═════ INPUT MATERIAL

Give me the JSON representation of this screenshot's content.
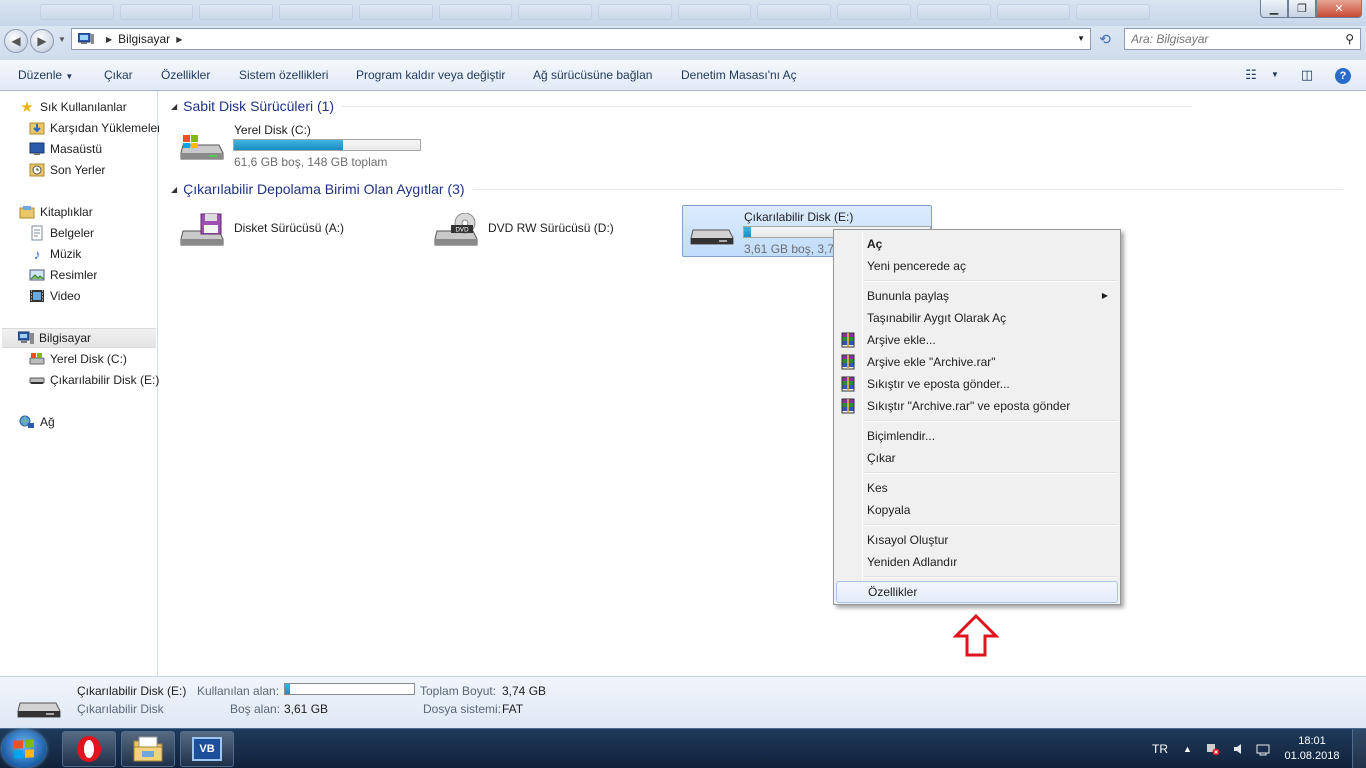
{
  "address": {
    "location": "Bilgisayar"
  },
  "search": {
    "placeholder": "Ara: Bilgisayar"
  },
  "toolbar": {
    "organize": "Düzenle",
    "eject": "Çıkar",
    "properties": "Özellikler",
    "system_properties": "Sistem özellikleri",
    "uninstall": "Program kaldır veya değiştir",
    "map_drive": "Ağ sürücüsüne bağlan",
    "control_panel": "Denetim Masası'nı Aç"
  },
  "sidebar": {
    "favorites": "Sık Kullanılanlar",
    "downloads": "Karşıdan Yüklemeler",
    "desktop": "Masaüstü",
    "recent": "Son Yerler",
    "libraries": "Kitaplıklar",
    "documents": "Belgeler",
    "music": "Müzik",
    "pictures": "Resimler",
    "video": "Video",
    "computer": "Bilgisayar",
    "local_disk": "Yerel Disk (C:)",
    "removable": "Çıkarılabilir Disk (E:)",
    "network": "Ağ"
  },
  "groups": {
    "hdd": "Sabit Disk Sürücüleri (1)",
    "removable": "Çıkarılabilir Depolama Birimi Olan Aygıtlar (3)"
  },
  "drives": {
    "c": {
      "name": "Yerel Disk (C:)",
      "info": "61,6 GB boş, 148 GB toplam",
      "used_fraction": 0.584
    },
    "a": {
      "name": "Disket Sürücüsü (A:)"
    },
    "d": {
      "name": "DVD RW Sürücüsü (D:)"
    },
    "e": {
      "name": "Çıkarılabilir Disk (E:)",
      "info": "3,61 GB boş, 3,74 GB toplam",
      "used_fraction": 0.035
    }
  },
  "menu": {
    "open": "Aç",
    "open_new_window": "Yeni pencerede aç",
    "share_with": "Bununla paylaş",
    "open_as_portable": "Taşınabilir Aygıt Olarak Aç",
    "add_archive": "Arşive ekle...",
    "add_archive_rar": "Arşive ekle \"Archive.rar\"",
    "compress_email": "Sıkıştır ve eposta gönder...",
    "compress_rar_email": "Sıkıştır \"Archive.rar\" ve eposta gönder",
    "format": "Biçimlendir...",
    "eject": "Çıkar",
    "cut": "Kes",
    "copy": "Kopyala",
    "create_shortcut": "Kısayol Oluştur",
    "rename": "Yeniden Adlandır",
    "properties": "Özellikler"
  },
  "details": {
    "name": "Çıkarılabilir Disk (E:)",
    "type": "Çıkarılabilir Disk",
    "used_label": "Kullanılan alan:",
    "used_fraction": 0.035,
    "free_label": "Boş alan:",
    "free_value": "3,61 GB",
    "total_label": "Toplam Boyut:",
    "total_value": "3,74 GB",
    "fs_label": "Dosya sistemi:",
    "fs_value": "FAT"
  },
  "taskbar": {
    "language": "TR",
    "time": "18:01",
    "date": "01.08.2018",
    "vb_label": "VB"
  },
  "colors": {
    "accent": "#1a8dc4",
    "group_heading": "#1e3287",
    "annotation_arrow": "#e0141e"
  }
}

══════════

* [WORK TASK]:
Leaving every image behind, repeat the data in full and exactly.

* [ANSWER TO THE EXERCISE]:
Give me the JSON representation of this screenshot's content.
{
  "address": {
    "location": "Bilgisayar"
  },
  "search": {
    "placeholder": "Ara: Bilgisayar"
  },
  "toolbar": {
    "organize": "Düzenle",
    "eject": "Çıkar",
    "properties": "Özellikler",
    "system_properties": "Sistem özellikleri",
    "uninstall": "Program kaldır veya değiştir",
    "map_drive": "Ağ sürücüsüne bağlan",
    "control_panel": "Denetim Masası'nı Aç"
  },
  "sidebar": {
    "favorites": "Sık Kullanılanlar",
    "downloads": "Karşıdan Yüklemeler",
    "desktop": "Masaüstü",
    "recent": "Son Yerler",
    "libraries": "Kitaplıklar",
    "documents": "Belgeler",
    "music": "Müzik",
    "pictures": "Resimler",
    "video": "Video",
    "computer": "Bilgisayar",
    "local_disk": "Yerel Disk (C:)",
    "removable": "Çıkarılabilir Disk (E:)",
    "network": "Ağ"
  },
  "groups": {
    "hdd": "Sabit Disk Sürücüleri (1)",
    "removable": "Çıkarılabilir Depolama Birimi Olan Aygıtlar (3)"
  },
  "drives": {
    "c": {
      "name": "Yerel Disk (C:)",
      "info": "61,6 GB boş, 148 GB toplam",
      "used_fraction": 0.584
    },
    "a": {
      "name": "Disket Sürücüsü (A:)"
    },
    "d": {
      "name": "DVD RW Sürücüsü (D:)"
    },
    "e": {
      "name": "Çıkarılabilir Disk (E:)",
      "info": "3,61 GB boş, 3,74 GB toplam",
      "used_fraction": 0.035
    }
  },
  "menu": {
    "open": "Aç",
    "open_new_window": "Yeni pencerede aç",
    "share_with": "Bununla paylaş",
    "open_as_portable": "Taşınabilir Aygıt Olarak Aç",
    "add_archive": "Arşive ekle...",
    "add_archive_rar": "Arşive ekle \"Archive.rar\"",
    "compress_email": "Sıkıştır ve eposta gönder...",
    "compress_rar_email": "Sıkıştır \"Archive.rar\" ve eposta gönder",
    "format": "Biçimlendir...",
    "eject": "Çıkar",
    "cut": "Kes",
    "copy": "Kopyala",
    "create_shortcut": "Kısayol Oluştur",
    "rename": "Yeniden Adlandır",
    "properties": "Özellikler"
  },
  "details": {
    "name": "Çıkarılabilir Disk (E:)",
    "type": "Çıkarılabilir Disk",
    "used_label": "Kullanılan alan:",
    "used_fraction": 0.035,
    "free_label": "Boş alan:",
    "free_value": "3,61 GB",
    "total_label": "Toplam Boyut:",
    "total_value": "3,74 GB",
    "fs_label": "Dosya sistemi:",
    "fs_value": "FAT"
  },
  "taskbar": {
    "language": "TR",
    "time": "18:01",
    "date": "01.08.2018",
    "vb_label": "VB"
  },
  "colors": {
    "accent": "#1a8dc4",
    "group_heading": "#1e3287",
    "annotation_arrow": "#e0141e"
  }
}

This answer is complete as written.